"OK," my friend," I said. "You ready? Here we go. On the count of three. 1... 2... 3!"
As expected, he made his power move, putting everything he had into it, one gigantic burst of force. But I was ready. He could not budge me. Not an inch.
Shocked, he tried again, this time grunting, his face getting redder by the second. And still the same result. None. His arm and mine were still in their same original positions. No movement had been made. He made a third attempt and still, nothing -- the only visible proof of his effort, the veins in his neck bulging.
I could see the look of doubt in his eye. Confusion, too. I mean, here he was, almost a foot taller and a hundred pounds heavier, and he had nothing to show for his efforts. The more he tried, the more exhausted he got.
I was not trying to win. All I was doing was standing my ground, mano a mano, living the teaching of a Great Martial Arts Master here in the lobby of the Homestead Motor Inn.
After another minute of non-budging, it became very clear to my opponent that his strategy was not working.
That's when it hit me. NOW was the perfect time for me to strike. And so, I made my power move, putting everything I had left to take him down. Shocked I was going after him, he rose to the occasion, shifting into his own 5th gear of energy to parry my attack, veins still bulging in his neck, beads of sweat now forming on his forehead. A second effort, I reasoned, made no sense, as it would only weaken me. So I did nothing. The two of us just stood there, frozen into some kind of eternal handshake mudra on the front desk of a second rate motel.

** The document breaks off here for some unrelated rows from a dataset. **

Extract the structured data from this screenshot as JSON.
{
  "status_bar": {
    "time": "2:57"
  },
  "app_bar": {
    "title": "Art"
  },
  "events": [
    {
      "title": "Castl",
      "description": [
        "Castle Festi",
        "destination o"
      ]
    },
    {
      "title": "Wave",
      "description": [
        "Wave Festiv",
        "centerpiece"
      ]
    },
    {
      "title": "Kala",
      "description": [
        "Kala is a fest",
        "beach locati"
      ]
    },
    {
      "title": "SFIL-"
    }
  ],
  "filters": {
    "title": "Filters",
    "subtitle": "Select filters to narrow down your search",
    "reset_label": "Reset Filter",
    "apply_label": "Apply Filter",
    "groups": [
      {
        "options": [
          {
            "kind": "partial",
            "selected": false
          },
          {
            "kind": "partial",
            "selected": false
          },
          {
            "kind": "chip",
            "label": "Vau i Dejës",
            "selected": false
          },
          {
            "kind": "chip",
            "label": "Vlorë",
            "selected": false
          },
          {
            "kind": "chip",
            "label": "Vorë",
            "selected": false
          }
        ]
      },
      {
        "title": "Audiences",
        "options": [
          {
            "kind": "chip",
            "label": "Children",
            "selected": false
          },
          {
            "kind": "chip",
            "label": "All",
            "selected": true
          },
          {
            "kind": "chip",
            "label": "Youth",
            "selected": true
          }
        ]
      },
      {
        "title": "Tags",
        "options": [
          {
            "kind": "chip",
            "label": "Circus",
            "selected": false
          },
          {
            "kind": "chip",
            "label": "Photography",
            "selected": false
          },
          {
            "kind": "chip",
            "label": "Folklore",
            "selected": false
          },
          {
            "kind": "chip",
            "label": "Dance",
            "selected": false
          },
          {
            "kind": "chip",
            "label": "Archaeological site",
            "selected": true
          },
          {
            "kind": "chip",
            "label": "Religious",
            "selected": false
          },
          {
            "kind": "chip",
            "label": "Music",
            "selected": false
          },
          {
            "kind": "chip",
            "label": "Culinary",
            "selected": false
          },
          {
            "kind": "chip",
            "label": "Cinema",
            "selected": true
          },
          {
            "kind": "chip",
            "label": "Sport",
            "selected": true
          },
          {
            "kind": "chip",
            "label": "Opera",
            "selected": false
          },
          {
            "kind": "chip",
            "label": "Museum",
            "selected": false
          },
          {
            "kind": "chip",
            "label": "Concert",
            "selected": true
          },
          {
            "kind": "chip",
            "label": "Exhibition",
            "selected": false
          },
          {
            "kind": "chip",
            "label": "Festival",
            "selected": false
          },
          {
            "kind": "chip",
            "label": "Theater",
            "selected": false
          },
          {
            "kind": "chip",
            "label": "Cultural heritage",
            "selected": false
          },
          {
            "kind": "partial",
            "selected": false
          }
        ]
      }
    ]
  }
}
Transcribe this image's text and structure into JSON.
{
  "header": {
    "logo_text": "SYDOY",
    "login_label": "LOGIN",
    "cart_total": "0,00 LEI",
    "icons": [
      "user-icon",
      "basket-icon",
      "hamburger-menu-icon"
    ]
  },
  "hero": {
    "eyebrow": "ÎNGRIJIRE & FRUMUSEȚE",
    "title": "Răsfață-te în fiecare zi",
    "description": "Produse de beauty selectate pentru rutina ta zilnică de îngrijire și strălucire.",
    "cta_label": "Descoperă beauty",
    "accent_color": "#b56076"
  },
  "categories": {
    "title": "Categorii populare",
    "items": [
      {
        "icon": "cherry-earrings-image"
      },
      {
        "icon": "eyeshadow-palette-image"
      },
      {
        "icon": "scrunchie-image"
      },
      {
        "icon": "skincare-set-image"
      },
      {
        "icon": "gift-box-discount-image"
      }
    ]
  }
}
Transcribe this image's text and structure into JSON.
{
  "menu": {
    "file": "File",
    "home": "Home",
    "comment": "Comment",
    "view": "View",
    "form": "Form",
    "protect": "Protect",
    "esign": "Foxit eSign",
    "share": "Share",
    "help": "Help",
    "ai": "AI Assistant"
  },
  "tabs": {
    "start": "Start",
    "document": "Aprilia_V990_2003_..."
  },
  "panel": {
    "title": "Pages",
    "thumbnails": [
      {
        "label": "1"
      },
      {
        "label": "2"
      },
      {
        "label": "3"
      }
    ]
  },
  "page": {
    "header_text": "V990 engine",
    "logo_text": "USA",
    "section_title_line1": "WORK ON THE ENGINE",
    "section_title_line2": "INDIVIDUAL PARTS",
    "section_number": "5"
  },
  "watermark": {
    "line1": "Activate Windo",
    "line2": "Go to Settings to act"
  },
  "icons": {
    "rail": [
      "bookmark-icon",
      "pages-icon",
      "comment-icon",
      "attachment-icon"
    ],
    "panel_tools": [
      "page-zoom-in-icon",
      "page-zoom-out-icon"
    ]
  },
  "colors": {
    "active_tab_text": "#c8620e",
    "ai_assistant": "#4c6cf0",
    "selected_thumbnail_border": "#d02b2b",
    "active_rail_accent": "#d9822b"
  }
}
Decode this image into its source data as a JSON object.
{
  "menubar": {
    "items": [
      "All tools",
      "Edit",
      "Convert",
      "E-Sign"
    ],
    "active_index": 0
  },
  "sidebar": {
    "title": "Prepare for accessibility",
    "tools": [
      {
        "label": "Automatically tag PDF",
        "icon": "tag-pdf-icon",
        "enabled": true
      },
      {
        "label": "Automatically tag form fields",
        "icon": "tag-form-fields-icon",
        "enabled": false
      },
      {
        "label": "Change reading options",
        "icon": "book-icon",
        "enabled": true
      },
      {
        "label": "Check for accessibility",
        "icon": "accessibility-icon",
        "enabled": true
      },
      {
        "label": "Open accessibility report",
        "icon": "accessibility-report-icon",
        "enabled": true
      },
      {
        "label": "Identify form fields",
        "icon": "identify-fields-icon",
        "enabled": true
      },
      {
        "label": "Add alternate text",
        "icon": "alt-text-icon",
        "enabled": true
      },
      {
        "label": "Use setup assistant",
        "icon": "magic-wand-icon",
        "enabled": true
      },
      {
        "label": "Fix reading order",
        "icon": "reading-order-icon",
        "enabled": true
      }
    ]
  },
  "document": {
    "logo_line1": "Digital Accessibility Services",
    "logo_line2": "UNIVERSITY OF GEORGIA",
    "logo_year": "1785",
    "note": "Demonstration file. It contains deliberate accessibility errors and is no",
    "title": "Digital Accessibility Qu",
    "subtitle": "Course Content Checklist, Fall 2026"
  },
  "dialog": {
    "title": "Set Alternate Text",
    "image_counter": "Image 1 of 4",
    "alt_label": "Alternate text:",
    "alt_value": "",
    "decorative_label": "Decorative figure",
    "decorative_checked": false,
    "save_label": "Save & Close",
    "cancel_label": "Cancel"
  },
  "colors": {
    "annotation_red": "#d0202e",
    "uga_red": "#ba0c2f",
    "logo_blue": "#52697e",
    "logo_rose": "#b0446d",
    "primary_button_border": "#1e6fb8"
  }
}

"Shall we call it a draw?" I asked in the most neutral voice I could muster. He nodded once, stood to his full height and, in slow motion, backed away, one step at a time, to the center of the lobby, holding my gaze the entire time. Then, with a sly smile, he brought his two hands together in front of his heart, bowed deeply from the waist and returned to his full height. Following suit, I brought my two hands together and bowed once to him, as well. Then he turned to the elevator, walked the rest of the distance across the lobby, pushed the "up" button, entered, and was gone.
Mitch Ditkoff is the Co-Founder and President of Idea Champions, an innovation consulting and training company headquartered in Woodstock, NY. The above story is excerpted from his forthcoming book, STORYTELLING AT WORK: How Moments of Truth on the Job Reveal the Real Business of Life).